Question #cf1f9
1 Answer
Answer:
Here's what's going on here.
Explanation:
The idea here is that all the phosphorus that was initially part of the washing powder will now be a part of the precipitate.
This means that in order to figure out how much phosphorus was present initially, all you have to do is figure out how much phosphorus you have in that
Now, to do that, you need to figure out the percent composition of phosphorus in magnesium pyrophosphate, i.e. how many grams of phosphorus you get per

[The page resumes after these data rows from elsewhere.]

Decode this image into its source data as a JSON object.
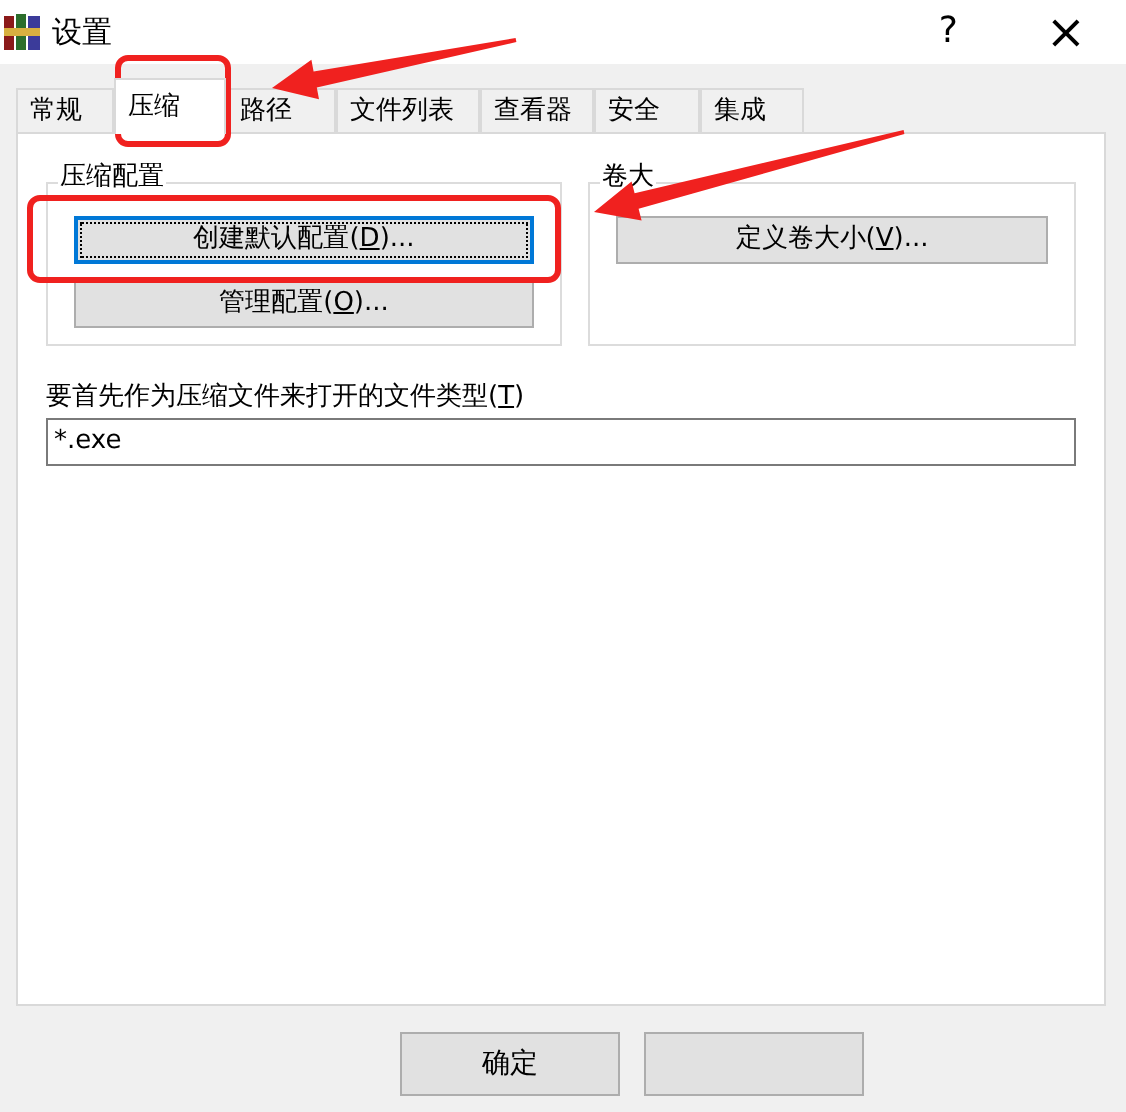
{
  "window": {
    "title": "设置",
    "help": "?",
    "close": "×"
  },
  "tabs": [
    {
      "label": "常规",
      "selected": false
    },
    {
      "label": "压缩",
      "selected": true
    },
    {
      "label": "路径",
      "selected": false
    },
    {
      "label": "文件列表",
      "selected": false
    },
    {
      "label": "查看器",
      "selected": false
    },
    {
      "label": "安全",
      "selected": false
    },
    {
      "label": "集成",
      "selected": false
    }
  ],
  "groups": [
    {
      "title": "压缩配置",
      "buttons": [
        {
          "before": "创建默认配置(",
          "key": "D",
          "after": ")...",
          "focused": true
        },
        {
          "before": "管理配置(",
          "key": "O",
          "after": ")...",
          "focused": false
        }
      ]
    },
    {
      "title": "卷大",
      "buttons": [
        {
          "before": "定义卷大小(",
          "key": "V",
          "after": ")...",
          "focused": false
        }
      ]
    }
  ],
  "file_types": {
    "before": "要首先作为压缩文件来打开的文件类型(",
    "key": "T",
    "after": ")",
    "value": "*.exe"
  },
  "footer_buttons": [
    {
      "kind": "text",
      "label": "确定"
    },
    {
      "kind": "blank"
    }
  ]
}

You will need to know two things

the molar mass of magnesium pyrophosphate, which is equal to
#"222.553 g/mol"# 
the molar mass of phosphorus, which is equal to

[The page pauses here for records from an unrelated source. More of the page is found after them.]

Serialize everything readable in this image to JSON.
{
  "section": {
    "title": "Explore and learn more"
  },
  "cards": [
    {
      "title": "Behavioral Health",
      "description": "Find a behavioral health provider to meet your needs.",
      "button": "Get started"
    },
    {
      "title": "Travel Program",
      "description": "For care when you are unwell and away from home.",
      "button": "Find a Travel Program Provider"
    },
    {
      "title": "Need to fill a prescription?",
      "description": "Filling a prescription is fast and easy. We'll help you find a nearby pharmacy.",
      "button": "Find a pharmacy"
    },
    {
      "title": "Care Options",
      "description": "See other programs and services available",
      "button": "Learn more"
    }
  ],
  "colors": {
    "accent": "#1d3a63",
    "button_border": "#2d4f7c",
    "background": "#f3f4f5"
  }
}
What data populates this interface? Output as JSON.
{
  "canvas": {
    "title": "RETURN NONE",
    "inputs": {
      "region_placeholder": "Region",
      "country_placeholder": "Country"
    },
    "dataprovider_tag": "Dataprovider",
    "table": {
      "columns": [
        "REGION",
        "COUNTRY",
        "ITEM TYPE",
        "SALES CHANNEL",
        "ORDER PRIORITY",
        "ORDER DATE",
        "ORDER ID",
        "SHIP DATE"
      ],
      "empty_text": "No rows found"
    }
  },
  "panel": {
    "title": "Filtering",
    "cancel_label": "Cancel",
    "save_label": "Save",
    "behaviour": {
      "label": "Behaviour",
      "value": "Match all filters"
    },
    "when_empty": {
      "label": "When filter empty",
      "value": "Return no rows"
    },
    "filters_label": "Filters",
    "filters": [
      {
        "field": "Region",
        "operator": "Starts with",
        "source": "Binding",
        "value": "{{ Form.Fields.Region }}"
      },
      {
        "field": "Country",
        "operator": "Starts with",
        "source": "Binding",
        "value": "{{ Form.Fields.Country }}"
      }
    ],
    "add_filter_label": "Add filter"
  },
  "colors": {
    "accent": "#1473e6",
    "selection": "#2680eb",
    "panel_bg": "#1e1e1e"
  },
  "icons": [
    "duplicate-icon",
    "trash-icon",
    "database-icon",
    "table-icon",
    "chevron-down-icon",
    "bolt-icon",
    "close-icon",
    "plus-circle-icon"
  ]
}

#"30.973761 g/mol"#
The idea here is that every mole of magnesium pyrosulfate will contain two moles of phosphorus, since you have two atoms of phosphorus per formula unit of the compound.

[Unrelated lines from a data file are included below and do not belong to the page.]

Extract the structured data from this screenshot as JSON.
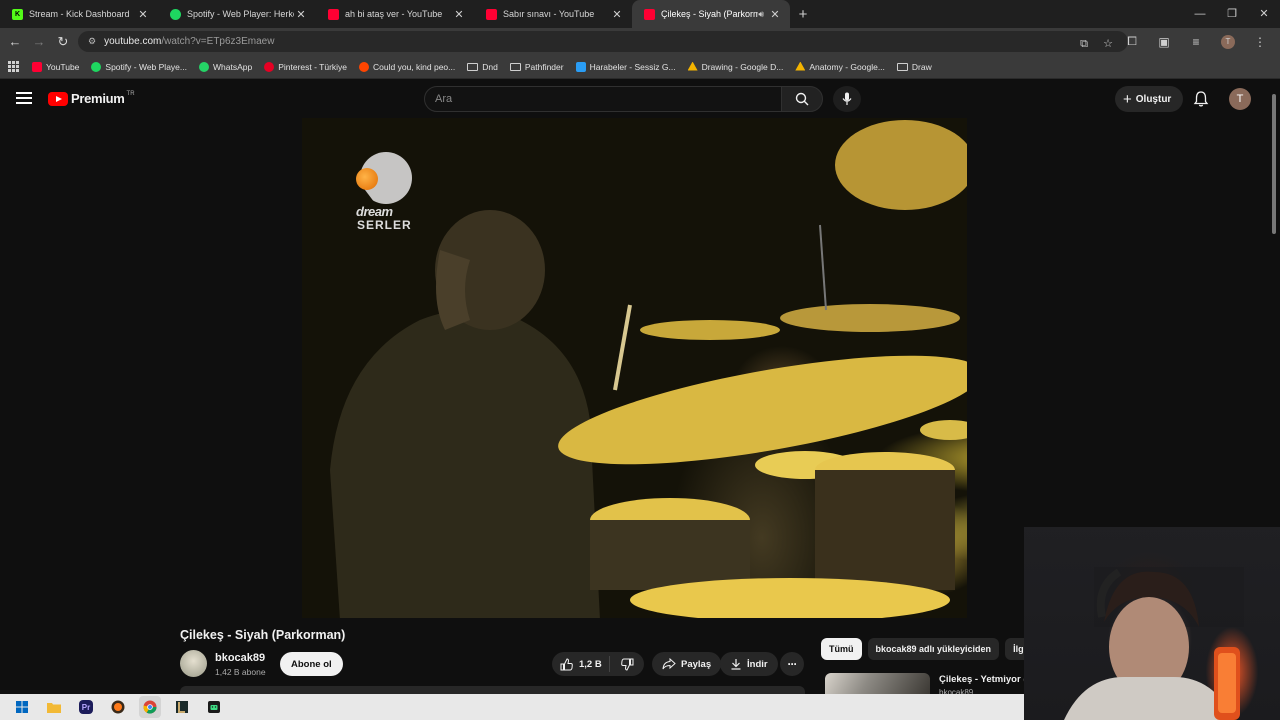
{
  "browser": {
    "tabs": [
      {
        "title": "Stream - Kick Dashboard",
        "icon": "kick-icon",
        "color": "#53fc18"
      },
      {
        "title": "Spotify - Web Player: Herkes için müzik",
        "icon": "spotify-icon",
        "color": "#1ed760"
      },
      {
        "title": "ah bi ataş ver - YouTube",
        "icon": "youtube-icon",
        "color": "#ff0033"
      },
      {
        "title": "Sabır sınavı - YouTube",
        "icon": "youtube-icon",
        "color": "#ff0033"
      },
      {
        "title": "Çilekeş - Siyah (Parkorman) - YouTube",
        "icon": "youtube-icon",
        "color": "#ff0033",
        "active": true,
        "audio": true
      }
    ],
    "new_tab_label": "+",
    "window_controls": {
      "minimize": "—",
      "restore": "❐",
      "close": "✕"
    },
    "url": {
      "host": "youtube.com",
      "path": "/watch?v=ETp6z3Emaew"
    },
    "profile_initial": "T",
    "bookmarks": [
      {
        "label": "YouTube",
        "icon": "youtube-icon",
        "color": "#ff0033"
      },
      {
        "label": "Spotify - Web Playe...",
        "icon": "spotify-icon",
        "color": "#1ed760"
      },
      {
        "label": "WhatsApp",
        "icon": "whatsapp-icon",
        "color": "#25d366"
      },
      {
        "label": "Pinterest - Türkiye",
        "icon": "pinterest-icon",
        "color": "#e60023"
      },
      {
        "label": "Could you, kind peo...",
        "icon": "reddit-icon",
        "color": "#ff4500"
      },
      {
        "label": "Dnd",
        "icon": "folder-icon"
      },
      {
        "label": "Pathfinder",
        "icon": "folder-icon"
      },
      {
        "label": "Harabeler - Sessiz G...",
        "icon": "site-icon",
        "color": "#2a9df4"
      },
      {
        "label": "Drawing - Google D...",
        "icon": "google-drive-icon",
        "color": "#f4b400"
      },
      {
        "label": "Anatomy - Google...",
        "icon": "google-drive-icon",
        "color": "#f4b400"
      },
      {
        "label": "Draw",
        "icon": "folder-icon"
      }
    ]
  },
  "youtube": {
    "logo_word": "Premium",
    "logo_region": "TR",
    "search_placeholder": "Ara",
    "create_label": "Oluştur",
    "avatar_initial": "T",
    "video": {
      "overlay_logo_word": "dream",
      "overlay_logo_sub": "SERLER"
    },
    "title": "Çilekeş - Siyah (Parkorman)",
    "channel": {
      "name": "bkocak89",
      "subscribers": "1,42 B abone"
    },
    "subscribe_label": "Abone ol",
    "likes": "1,2 B",
    "share_label": "Paylaş",
    "download_label": "İndir",
    "chips": [
      "Tümü",
      "bkocak89 adlı yükleyiciden",
      "İlgili"
    ],
    "recommended": {
      "title": "Çilekeş - Yetmiyor (Official",
      "channel": "bkocak89"
    }
  },
  "colors": {
    "accent": "#ff0000",
    "background": "#0f0f0f"
  }
}
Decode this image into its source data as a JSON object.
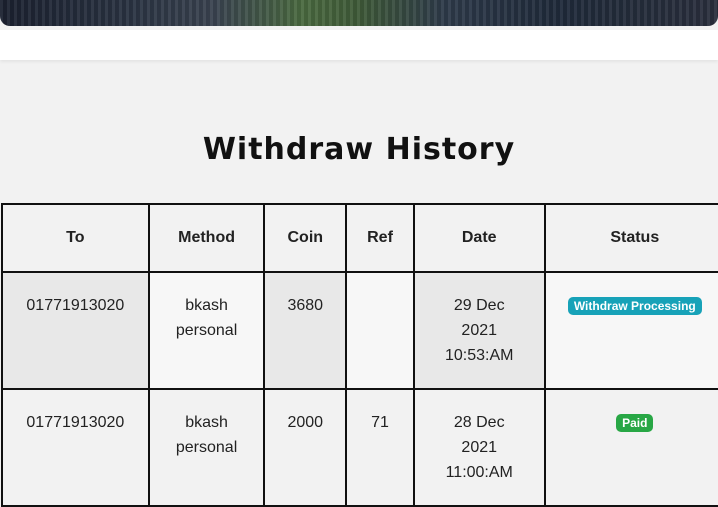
{
  "page": {
    "title": "Withdraw History"
  },
  "table": {
    "headers": [
      "To",
      "Method",
      "Coin",
      "Ref",
      "Date",
      "Status"
    ],
    "rows": [
      {
        "to": "01771913020",
        "method_line1": "bkash",
        "method_line2": "personal",
        "coin": "3680",
        "ref": "",
        "date_line1": "29 Dec",
        "date_line2": "2021",
        "date_line3": "10:53:AM",
        "status": "Withdraw Processing",
        "status_color": "#17a2b8"
      },
      {
        "to": "01771913020",
        "method_line1": "bkash",
        "method_line2": "personal",
        "coin": "2000",
        "ref": "71",
        "date_line1": "28 Dec",
        "date_line2": "2021",
        "date_line3": "11:00:AM",
        "status": "Paid",
        "status_color": "#28a745"
      }
    ]
  }
}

So, one mole of magnesium pyrosulfate has a mass of
#(2 xx 30.973761 color(red)(cancel(color(black)("g"))))/(222.553 color(red)(cancel(color(black)("g")))) xx 100 = "27.835% P"#
This means that every
The precipitate you obtained will thus contain
#0.085 color(red)(cancel(color(black)("g Mg"_2"P"_2"O"_7))) * "27.835 g P"/(100color(red)(cancel(color(black)("g Mg"_2"P"_2"O"_7)))) = "0.02366 g P"#
This is how much phosphorus was present in the washing powder. Since the total mass of the washing powder was equal to
#(0.02366 color(red)(cancel(color(black)("g"))))/(2 color(red)(cancel(color(black)("g")))) xx 100 = "1.183%"#
Now, I assume that the total mass of the sample was
#"% P " = color(green)(" 1.2%")#